Agate Beach is adjacent to North Beach and is famous for... you got it....agates. Oceanfront campsites and a picnic shelter are located at this popular beach - Photo: Guy Kimola

Visit the award-winning Haida Heritage Centre and Museum at Second Beach in Skidegate - Photo: Guy Kimola

Experience the west coast at Bonanza Beach -Photo: Raven Ann Potschka


Old Growth Alley - Hiking among giant trees along the Tlell river

This is a very beautiful hike in the Tlell watershed, where trees grow big. The trail is close to the Anvil trail, and has been put together by the same group of people known as the "Tlell watershed society". 

This part of the watershed was burnt a little while ago and trees are not "old" growth. Photo Credit: ChinTz Lin

No major hills, but some wet and boggy areas, potentially some stream crossings, and a lot of blowdown are to be expected.

Beautiful Tree Canopy.  Photo Credit: ChinTz Lin

This is starting to be a very difficult trail, as it is lacking maintenance, and for the hiker wanting to tackle that trail at the moment, please note that you would require some navigational skills and it is definitely more for the adventure-seeker.

Beautiful mossy trail.  Photo Credit: ChinTz Lin

It is even best to do this trail with someone who has done it before. Alternatively, some gps maps (most notably the Backroad Mapbook one), can help finding the trail and keeping to the track. 

An old sign for the old growth alley trail - Eh Canada

Some people did get lost on that trail in 2015 and had to spend the night in the forest. It is best to plan ahead and pack some water and food for the day, a lighter (essential for any outing, so you can build a fire and stay warm in case you need to spend the night in the forest), a small lamp and some warm clothes. 

Blowdown across the trail. Photo Credit: ChinTz Lin

The hike is also not a loop and you will exit the trail a good 3km away from where you started. You can hike back along highway 16 or hitch a ride. 

The Tlell River.  Photo Credit: ChinTz Lin

The easiest entry point to describe starts close to the Tlell Fire Hall. It is possible to park near the Fire Hall, as long as you are not obstructing in away way. A chain keeps the Tlell Market ground and recreation fields closed to vehicles.

Things get interesting.  Photo Credit: ChinTz Lin

You would have to pass that chain, hike towards the soccer field and go to the far right corner of the field, at which point you should find a trail, heading into some shrubs and a forest of young alders. The trail will soon enter more mature forest which will eventually turn into old growth.

Cedars grow big on the aptly named Old Growth Alley Trail.  Photo Credit: ChinTz Lin

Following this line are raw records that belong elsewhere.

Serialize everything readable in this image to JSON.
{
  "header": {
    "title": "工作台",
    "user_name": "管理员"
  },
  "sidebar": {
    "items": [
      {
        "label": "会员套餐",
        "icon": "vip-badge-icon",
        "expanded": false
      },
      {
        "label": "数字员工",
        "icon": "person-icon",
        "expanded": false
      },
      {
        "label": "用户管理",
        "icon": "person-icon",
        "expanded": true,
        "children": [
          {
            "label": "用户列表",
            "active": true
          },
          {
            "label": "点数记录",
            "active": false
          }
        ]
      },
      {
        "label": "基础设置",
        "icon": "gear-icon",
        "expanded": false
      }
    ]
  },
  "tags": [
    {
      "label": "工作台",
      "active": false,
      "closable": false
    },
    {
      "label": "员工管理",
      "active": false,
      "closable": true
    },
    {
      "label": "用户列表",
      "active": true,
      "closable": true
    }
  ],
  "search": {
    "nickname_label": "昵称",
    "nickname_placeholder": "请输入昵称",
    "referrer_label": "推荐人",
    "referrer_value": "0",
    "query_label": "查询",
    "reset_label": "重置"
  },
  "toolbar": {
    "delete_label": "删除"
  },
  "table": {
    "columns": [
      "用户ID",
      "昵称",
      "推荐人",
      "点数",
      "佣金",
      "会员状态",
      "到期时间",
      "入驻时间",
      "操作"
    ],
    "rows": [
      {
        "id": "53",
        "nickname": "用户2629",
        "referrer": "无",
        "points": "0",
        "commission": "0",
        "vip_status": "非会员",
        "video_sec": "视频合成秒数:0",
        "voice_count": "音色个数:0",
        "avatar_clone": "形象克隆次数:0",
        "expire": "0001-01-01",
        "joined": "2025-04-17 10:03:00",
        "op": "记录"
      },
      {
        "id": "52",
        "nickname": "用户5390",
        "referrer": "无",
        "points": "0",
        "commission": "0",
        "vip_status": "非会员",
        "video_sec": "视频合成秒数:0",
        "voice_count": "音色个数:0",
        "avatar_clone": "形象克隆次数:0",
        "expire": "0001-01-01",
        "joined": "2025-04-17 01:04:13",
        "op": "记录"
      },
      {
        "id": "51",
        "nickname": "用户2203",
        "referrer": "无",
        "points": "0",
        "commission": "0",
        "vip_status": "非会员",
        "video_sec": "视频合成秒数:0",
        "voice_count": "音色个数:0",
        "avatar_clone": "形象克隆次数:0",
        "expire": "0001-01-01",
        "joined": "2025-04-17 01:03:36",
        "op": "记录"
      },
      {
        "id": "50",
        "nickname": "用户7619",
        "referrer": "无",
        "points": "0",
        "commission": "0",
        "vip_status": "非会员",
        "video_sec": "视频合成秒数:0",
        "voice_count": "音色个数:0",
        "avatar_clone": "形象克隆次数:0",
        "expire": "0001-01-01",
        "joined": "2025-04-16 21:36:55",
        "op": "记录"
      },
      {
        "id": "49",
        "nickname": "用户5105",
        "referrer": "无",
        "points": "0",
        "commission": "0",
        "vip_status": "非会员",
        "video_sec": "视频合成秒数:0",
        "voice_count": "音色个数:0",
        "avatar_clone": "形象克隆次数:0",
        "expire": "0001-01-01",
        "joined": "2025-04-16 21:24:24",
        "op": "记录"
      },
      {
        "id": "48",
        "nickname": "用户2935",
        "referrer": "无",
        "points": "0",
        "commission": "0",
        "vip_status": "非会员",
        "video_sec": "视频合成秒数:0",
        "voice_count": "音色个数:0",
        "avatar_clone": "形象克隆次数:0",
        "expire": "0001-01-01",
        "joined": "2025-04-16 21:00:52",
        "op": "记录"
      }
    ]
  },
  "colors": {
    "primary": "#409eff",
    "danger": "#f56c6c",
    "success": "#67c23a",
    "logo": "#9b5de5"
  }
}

The Trail then follows the banks of the Tlell river, going upstream (or left, or south, depending on your description preferences). At no time are you supposed to cross the Tlell river, which means you have to stay on the "ocean" side of the river. 

Coming down a hill.  Photo Credit: ChinTz Lin

Finding the trail back towards the road can be a challenge. It is also possible to do the hike the other way around, though it is hard to give a trailhead description from the other end, and there is no formal parking space close to the other entrance to the trail. 

The undergrowth gets thicker.  Photo Credit: ChinTz Lin

Though distances are not huge, it is best to plan at least a half day to complete the hike. 

Hiking along the Tlell River. Photo Credit: ChinTz Lin


Contact Us

Haida Gwaii Tourism

Haida Gwaii Destination Marketing Organization
email: | telephone: 250-559-8050

Queen Charlotte Visitor Info Centre

open year round
email: | telephone: 250-559-8316

Masset Visitor Centre

open in the summers
email: | telephone: 250-626-3982

Port Clements Visitor Centre

open in the summers
email: | telephone: 250-557-4576

Sandspit Visitor Information Centre

open in the summers
email: | telephone: 250-637-5362

Super Natural British Columbia